“I liked talking to people and they asked me about Special Olympics,” she said, adding that now she has transitioned to help coach the team. “It’s been a lot of fun and I’ve made a lot of friends. I’ve been able to help coach since I’ve been there cheering, I have that perspective.”

In addition to the Forever Athletics cheer team, members of the Oquirrh Thunder community team showed their appreciation to Harmon for supporting Special Olympics.

Mountain Creek ninth-grader Jaymi Bonner has participated in Special Olympics for five years.  She competed this summer in the inaugural sport of unified golf and competes in unified track for the Oquirrh Thunder.

“It makes me strong,” she said. “It’s fun to do it with my friends.”

Weaver said the bonds people make through Special Olympics is what makes it memorable.

Through his 42 years of being involved with Special Olympics, he’s made unforgettable friendships, starting when he was in college, meeting 7-year-old Buddy.

“I just connected with him and that became my connection with the disabled community,” he said, adding that because of that bond, he changed his major from forestry to therapeutic recreation and special education.

Weaver went on to play and coach a unified softball team in 1986-7[LL1] , then he formed lasting friendships with his unified double tennis player Gary and unified cycling race partner Jeff.

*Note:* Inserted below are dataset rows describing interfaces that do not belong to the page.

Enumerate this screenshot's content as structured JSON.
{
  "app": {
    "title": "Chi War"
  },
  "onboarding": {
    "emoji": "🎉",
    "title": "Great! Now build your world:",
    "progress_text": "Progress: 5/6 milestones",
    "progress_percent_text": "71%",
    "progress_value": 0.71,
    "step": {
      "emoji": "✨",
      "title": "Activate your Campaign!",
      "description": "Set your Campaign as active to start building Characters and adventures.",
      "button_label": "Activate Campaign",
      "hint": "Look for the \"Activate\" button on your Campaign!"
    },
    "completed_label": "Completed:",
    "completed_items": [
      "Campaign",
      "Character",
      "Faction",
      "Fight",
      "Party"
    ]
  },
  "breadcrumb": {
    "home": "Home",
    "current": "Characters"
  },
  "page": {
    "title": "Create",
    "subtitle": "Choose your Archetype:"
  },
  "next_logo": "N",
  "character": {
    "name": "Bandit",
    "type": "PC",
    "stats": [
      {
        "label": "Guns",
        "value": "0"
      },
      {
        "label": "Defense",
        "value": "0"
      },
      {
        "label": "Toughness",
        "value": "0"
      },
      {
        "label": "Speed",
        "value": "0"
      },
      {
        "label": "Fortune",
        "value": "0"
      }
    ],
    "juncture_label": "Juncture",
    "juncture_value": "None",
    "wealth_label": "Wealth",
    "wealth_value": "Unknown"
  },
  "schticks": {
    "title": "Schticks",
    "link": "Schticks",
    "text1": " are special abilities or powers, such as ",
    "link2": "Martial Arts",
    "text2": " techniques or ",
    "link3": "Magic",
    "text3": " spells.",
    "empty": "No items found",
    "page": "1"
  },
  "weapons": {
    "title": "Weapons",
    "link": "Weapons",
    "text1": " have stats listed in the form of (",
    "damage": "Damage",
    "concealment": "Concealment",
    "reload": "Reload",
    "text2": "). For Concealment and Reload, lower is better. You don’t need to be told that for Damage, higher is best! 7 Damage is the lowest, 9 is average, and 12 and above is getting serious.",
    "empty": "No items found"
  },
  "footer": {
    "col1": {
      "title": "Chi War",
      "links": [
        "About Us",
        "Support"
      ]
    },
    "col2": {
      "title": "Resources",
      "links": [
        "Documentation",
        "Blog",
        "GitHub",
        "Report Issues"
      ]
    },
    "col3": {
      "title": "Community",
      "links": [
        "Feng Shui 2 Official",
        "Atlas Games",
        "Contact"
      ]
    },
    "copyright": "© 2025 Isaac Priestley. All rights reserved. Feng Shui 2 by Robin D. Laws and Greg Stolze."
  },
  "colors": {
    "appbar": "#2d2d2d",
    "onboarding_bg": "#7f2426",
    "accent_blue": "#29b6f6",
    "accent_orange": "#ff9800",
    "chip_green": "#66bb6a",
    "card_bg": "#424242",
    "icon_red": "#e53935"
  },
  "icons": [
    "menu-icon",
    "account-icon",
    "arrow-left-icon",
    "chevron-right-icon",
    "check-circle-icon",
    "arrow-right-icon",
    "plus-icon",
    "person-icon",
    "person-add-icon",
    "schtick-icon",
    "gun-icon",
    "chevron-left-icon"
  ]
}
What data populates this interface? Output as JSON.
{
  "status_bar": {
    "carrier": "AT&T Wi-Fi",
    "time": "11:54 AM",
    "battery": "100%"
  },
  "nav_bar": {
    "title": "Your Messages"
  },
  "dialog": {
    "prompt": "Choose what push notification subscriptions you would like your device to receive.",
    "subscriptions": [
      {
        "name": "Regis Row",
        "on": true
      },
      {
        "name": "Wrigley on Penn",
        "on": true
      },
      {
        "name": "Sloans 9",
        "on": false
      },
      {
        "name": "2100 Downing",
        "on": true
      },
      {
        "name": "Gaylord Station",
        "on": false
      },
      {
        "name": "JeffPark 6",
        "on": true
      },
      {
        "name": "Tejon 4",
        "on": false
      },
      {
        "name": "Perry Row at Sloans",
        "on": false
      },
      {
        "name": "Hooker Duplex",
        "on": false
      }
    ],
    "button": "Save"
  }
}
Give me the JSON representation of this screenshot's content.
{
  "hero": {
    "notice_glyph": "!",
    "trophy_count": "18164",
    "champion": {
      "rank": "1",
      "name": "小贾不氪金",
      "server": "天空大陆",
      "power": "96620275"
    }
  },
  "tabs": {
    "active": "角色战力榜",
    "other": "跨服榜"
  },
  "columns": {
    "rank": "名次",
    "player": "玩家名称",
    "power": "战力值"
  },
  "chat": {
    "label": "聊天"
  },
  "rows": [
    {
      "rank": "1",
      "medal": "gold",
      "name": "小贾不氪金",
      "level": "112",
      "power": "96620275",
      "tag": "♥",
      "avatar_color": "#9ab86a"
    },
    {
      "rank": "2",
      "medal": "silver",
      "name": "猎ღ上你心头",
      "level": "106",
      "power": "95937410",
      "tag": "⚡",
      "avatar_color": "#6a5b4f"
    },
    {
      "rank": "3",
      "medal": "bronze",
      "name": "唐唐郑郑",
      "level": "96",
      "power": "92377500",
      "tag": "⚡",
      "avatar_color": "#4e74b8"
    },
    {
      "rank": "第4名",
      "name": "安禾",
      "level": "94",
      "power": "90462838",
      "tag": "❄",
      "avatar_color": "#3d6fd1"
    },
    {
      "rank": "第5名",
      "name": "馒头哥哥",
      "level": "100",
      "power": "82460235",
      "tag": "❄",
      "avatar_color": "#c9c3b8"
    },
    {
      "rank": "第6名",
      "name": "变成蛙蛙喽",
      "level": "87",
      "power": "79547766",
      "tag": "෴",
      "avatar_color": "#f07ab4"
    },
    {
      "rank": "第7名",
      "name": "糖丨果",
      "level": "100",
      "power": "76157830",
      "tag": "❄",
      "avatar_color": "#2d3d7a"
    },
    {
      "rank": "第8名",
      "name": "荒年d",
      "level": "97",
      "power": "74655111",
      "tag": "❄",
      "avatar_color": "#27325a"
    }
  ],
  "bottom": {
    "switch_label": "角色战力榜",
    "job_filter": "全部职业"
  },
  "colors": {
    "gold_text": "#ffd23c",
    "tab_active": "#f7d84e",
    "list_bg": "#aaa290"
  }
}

“I've had friendships with them for about 20-25 years now,” he said. “It’s the people that make such an impact, the support and connections we have that make all the difference